Jonathan Taylor has been arguably the most productive player since suiting up for the Wisconsin Badgers as a true freshman. The pure statistical production that Taylor has achieved will be talked about for years. He’s the active leader in current rushing yards in the NCAA, despite only going into his third season. If he declares for the NFL Draft this season, as most expect, he won’t retire as the NCAA’s all-time leading rusher, but he has a strong chance to retire in the top 20, and even possibly a chance to crack the top 5. If he was to return to school, we could be talking about the game’s all-time leader.
Taylor wasn’t a 5-star recruit. In fact, he was considered a 3-star by a majority of scouting companies. He lacks elite size and athletic ability, but he’s a running back in its purest form. Compact and strong, with the ability to hit the big play, Taylor has everything a school could want in it’s workhorse. However, in an ever-evolving game, how does Taylor project into the NFL Draft?

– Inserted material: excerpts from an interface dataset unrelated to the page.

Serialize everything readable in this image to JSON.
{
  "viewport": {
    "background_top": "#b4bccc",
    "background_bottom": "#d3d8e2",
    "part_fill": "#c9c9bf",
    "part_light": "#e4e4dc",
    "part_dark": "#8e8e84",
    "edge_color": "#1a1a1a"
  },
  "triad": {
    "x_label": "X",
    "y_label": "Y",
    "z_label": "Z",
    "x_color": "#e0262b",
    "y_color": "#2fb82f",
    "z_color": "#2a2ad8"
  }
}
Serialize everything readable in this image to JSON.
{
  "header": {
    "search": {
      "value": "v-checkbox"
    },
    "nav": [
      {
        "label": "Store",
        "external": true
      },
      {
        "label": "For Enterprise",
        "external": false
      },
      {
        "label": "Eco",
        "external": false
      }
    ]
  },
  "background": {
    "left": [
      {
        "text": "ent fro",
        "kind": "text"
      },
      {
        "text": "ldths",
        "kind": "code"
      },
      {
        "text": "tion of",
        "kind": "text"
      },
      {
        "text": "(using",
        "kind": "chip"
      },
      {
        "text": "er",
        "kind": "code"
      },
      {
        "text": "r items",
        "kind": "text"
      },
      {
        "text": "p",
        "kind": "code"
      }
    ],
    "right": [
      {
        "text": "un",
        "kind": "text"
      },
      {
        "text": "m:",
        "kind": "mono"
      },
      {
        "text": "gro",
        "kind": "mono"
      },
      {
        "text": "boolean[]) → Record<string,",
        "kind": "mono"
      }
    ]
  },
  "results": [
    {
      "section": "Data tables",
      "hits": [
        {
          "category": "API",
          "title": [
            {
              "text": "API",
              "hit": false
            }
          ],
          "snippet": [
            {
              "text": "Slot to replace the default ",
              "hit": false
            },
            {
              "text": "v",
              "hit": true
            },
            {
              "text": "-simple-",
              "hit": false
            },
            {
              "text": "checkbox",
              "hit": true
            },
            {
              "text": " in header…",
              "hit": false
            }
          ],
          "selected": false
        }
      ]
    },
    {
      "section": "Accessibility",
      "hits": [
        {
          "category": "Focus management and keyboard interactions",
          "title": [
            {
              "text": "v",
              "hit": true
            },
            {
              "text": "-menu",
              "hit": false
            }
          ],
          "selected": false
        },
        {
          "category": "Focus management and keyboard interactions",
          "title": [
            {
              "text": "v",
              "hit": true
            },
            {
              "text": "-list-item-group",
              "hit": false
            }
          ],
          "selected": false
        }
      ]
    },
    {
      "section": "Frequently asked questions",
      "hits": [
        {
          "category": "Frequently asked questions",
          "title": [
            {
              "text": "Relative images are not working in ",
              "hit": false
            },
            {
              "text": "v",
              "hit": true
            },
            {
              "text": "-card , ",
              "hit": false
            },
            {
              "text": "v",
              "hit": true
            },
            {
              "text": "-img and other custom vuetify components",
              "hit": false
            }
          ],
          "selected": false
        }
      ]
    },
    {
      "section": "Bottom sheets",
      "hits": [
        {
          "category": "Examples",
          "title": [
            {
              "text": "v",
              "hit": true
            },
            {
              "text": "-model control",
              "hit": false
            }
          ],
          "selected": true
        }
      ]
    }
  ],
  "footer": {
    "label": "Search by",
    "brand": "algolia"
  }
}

In a league where passing is the focus of every offense, a player with Taylor’s experience should come with receiving production. Taylor doesn’t have that, but it’s not his fault. The stigma that he can’t catch is based of the lack of production. Taylor isn’t going to develop into Christian McCaffrey, but he shows the ability to bring in the ball effectively and he runs routes with good burst. With receiving ability out of the way, here’s how the rest of Taylor’s game breaks down.
Taylor is well-built and has a strong lower body. His legs constantly churn and he rarely gets taken down by single tackler. He lowers his shoulders and hits defenders with force. He doesn’t shy away from contact and will grind out the tough yardage. If Wisconsin needs a yard, you know what number they’re calling.
Taylor isn’t the yards-after-contact monster like Derrius Guice was, but he has the ability to brush defensive backs off him. He’s always running at 110% and it shows in his tenacity in the trenches. Taylor’s power is his best weapon because he hits with the same impact on his first carry, and his 30th. Late in games, when the lights are brightest and moments most important, Taylor is at his biggest advantage. Defenders are exhausted, trying to tackle him play after play, and Taylor outlasts them. Taylor shows this exact ability in a game against Maryland:
Lololol Jonathan Taylor is such a tank. pic.twitter.com/rQtkGdDHmX
— Kyle Crabbs (@GrindingTheTape) June 29, 2018
Taylor runs behind an elite offensive line at Wisconsin. However, it takes more than just a good line for someone to average 2,000 yards a season. The line opens the holes, and Taylor hits them, every time. He understands where he needs to be, and he doesn’t lose sight of where he’s going. Some high profile backs waste yardage attempting to bounce for a big play, but Taylor doesn’t. Here, Taylor identifies his window, and takes it for 6.
Jonathan Taylor’s power + Wisconsin’s offensive front creating hallways for running lanes was a perfect combo. pic.twitter.com/KkpsZ9QR7A
— Jordan Reid (@JReidNFL) May 15, 2019
Taylor has been dominant statistically, with back-to-back 1,900-plus yard seasons and 29 total rushing touchdowns. However, what’s arguably more impressive is the fact that in 27 career games, he’s rushed for less than 50 yards just twice, and less than 100 yards just 5 times. On the other hand, he’s rushed for more than 200 yards 8 times, and even hit 300 once. All while averaging nearly seven yards a carry. Nothing is more important to a running back than consistency, and Taylor has it.
Wear and Tear:
4,000 yards is both a positive and negative. While he’s been dominant in his career thus far, 600 carries in two years is a ton of tread. Teams will worry if Wisconsin has overused it’s star running back, and because of it, we might see a slide in the NFL Draft. Especially if he sees another 300-carry season.
Taylor has proven to be a home-run threat. However, I question if he’ll really be able to outrun NFL-level defensive backs and edge rushers. Good testing will go a long way for Taylor in the NFL Draft, but he may be destined to be an early-down back as part of a duo. Similar to what we saw the New Orleans Saints popularize with Mark Ingram and Alvin Kamara.
Taylor has put the ball on the dirt 12 times so far. That’s an average of one fumble every 50 or so carries. Taylor needs to show he’s improved this season, as NFL teams will heavily knock him for this.
Jonathan Taylor is college football’s premiere running back. He’s a favorite to win the Heisman, and with a great season, he should see himself get selected as early as even the late first round of the NFL Draft. Taylor will look to enshrine himself in the college football record books. As for his translation to the NFL, he’ll have some things he needs to shore up. However, there’s no reason Taylor can’t be the next model of consistency and enjoy a long, productive career.
Matt Valdovinos is a writer for PFN covering the Washington Redskins and Big Ten Football. You can follow him @MVScouting on Twitter.